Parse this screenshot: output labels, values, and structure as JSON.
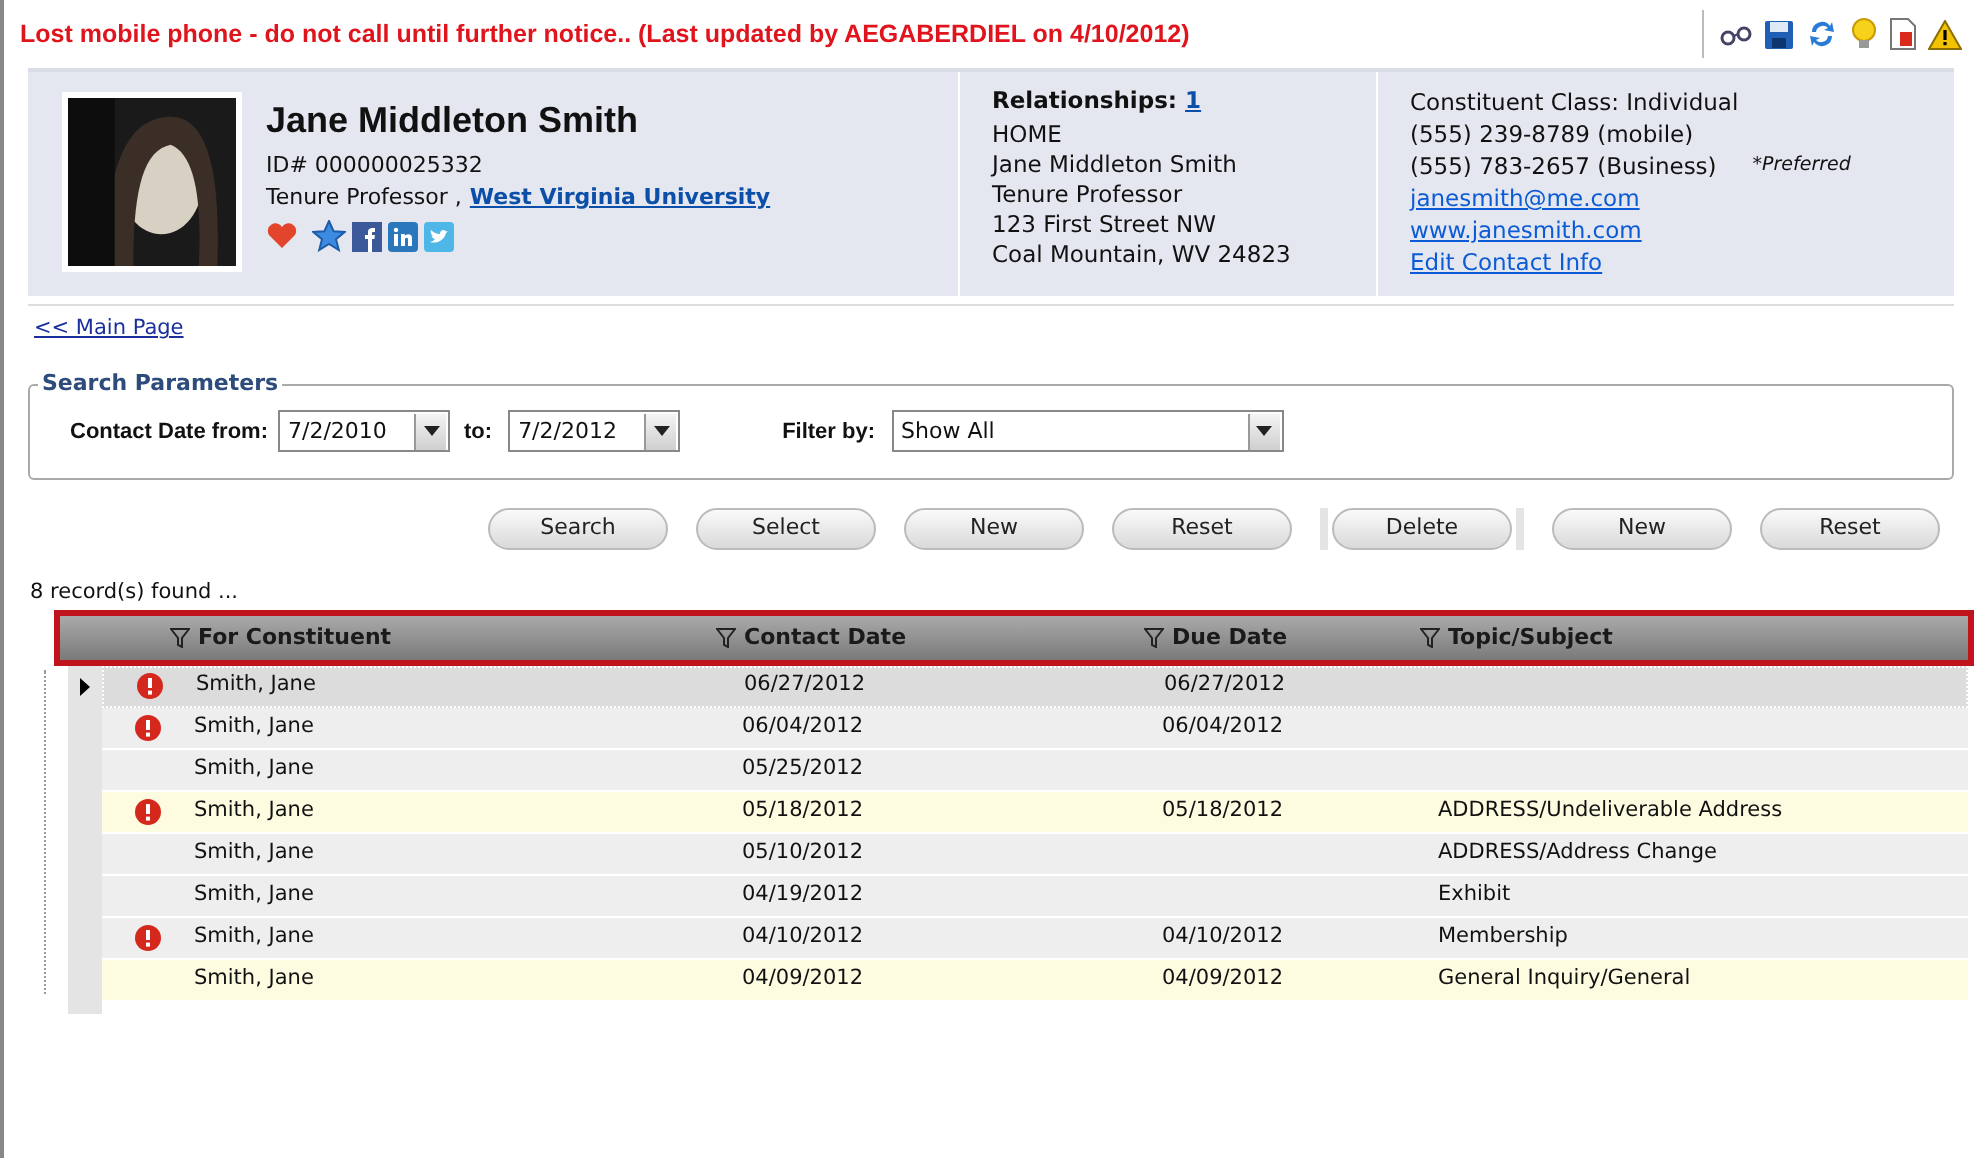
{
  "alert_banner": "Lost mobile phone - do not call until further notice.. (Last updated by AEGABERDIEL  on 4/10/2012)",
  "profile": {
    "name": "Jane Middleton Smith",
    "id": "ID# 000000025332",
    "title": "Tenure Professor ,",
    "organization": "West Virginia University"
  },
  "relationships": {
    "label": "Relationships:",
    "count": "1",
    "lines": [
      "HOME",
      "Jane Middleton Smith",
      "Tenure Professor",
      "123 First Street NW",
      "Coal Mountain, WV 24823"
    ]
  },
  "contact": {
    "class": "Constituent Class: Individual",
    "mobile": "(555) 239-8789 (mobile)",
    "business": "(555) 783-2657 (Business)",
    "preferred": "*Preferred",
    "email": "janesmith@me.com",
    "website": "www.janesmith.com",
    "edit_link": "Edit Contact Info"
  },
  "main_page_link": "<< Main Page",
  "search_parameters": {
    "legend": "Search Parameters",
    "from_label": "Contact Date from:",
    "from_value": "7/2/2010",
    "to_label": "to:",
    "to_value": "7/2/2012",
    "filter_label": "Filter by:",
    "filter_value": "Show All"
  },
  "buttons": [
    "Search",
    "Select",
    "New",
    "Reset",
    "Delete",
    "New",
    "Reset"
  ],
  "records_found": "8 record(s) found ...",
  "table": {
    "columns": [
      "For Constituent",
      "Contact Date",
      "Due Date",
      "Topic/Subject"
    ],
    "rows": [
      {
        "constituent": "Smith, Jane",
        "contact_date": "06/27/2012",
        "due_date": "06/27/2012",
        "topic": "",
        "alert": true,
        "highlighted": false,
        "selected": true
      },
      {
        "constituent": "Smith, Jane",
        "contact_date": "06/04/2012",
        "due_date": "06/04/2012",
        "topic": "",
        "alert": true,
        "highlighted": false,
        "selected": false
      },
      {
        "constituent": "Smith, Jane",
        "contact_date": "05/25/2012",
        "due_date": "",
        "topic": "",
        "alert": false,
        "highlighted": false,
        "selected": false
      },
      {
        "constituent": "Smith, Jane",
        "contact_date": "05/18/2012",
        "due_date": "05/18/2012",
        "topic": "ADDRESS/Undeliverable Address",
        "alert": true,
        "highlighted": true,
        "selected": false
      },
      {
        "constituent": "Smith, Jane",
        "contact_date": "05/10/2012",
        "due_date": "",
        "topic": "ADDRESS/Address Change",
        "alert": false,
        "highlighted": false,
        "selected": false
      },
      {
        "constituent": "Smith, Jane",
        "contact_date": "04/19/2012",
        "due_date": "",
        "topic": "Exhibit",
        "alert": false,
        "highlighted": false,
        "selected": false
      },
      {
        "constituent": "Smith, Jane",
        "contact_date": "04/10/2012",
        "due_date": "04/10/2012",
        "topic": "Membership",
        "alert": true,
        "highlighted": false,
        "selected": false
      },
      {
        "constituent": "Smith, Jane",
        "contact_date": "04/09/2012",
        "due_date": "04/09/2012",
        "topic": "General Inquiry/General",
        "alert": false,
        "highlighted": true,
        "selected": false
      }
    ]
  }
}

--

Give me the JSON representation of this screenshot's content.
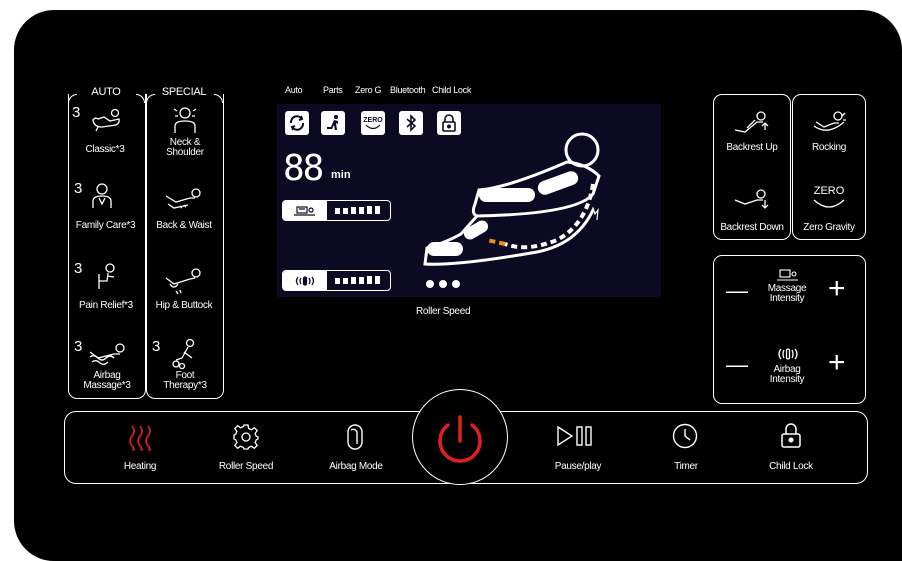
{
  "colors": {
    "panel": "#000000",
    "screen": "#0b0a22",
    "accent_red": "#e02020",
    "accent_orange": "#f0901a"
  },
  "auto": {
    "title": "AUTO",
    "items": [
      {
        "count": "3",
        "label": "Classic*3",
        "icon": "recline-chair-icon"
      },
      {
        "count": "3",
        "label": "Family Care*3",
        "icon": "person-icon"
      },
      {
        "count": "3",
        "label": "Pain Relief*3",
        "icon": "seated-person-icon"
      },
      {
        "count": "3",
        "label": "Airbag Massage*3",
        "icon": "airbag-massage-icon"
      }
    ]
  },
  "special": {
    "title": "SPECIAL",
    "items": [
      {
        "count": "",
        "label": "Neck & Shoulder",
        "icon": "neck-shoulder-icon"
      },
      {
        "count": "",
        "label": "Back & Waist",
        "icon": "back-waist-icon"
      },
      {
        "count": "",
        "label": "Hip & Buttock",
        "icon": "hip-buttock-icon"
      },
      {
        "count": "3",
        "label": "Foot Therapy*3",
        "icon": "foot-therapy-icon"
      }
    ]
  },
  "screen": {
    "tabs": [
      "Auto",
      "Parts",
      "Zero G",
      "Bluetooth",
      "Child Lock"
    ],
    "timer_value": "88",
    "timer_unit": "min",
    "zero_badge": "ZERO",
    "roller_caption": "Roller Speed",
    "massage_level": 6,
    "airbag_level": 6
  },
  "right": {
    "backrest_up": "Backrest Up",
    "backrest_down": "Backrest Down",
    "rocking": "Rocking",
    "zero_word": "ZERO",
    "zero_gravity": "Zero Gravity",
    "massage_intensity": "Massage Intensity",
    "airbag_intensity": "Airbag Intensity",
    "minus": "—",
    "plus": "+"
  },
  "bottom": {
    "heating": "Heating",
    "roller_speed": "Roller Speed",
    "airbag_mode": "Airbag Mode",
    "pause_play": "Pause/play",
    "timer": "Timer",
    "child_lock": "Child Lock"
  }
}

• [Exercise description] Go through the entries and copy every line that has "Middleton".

• [Output of the exercise]
    "name": "Jane Middleton Smith",
      "Jane Middleton Smith",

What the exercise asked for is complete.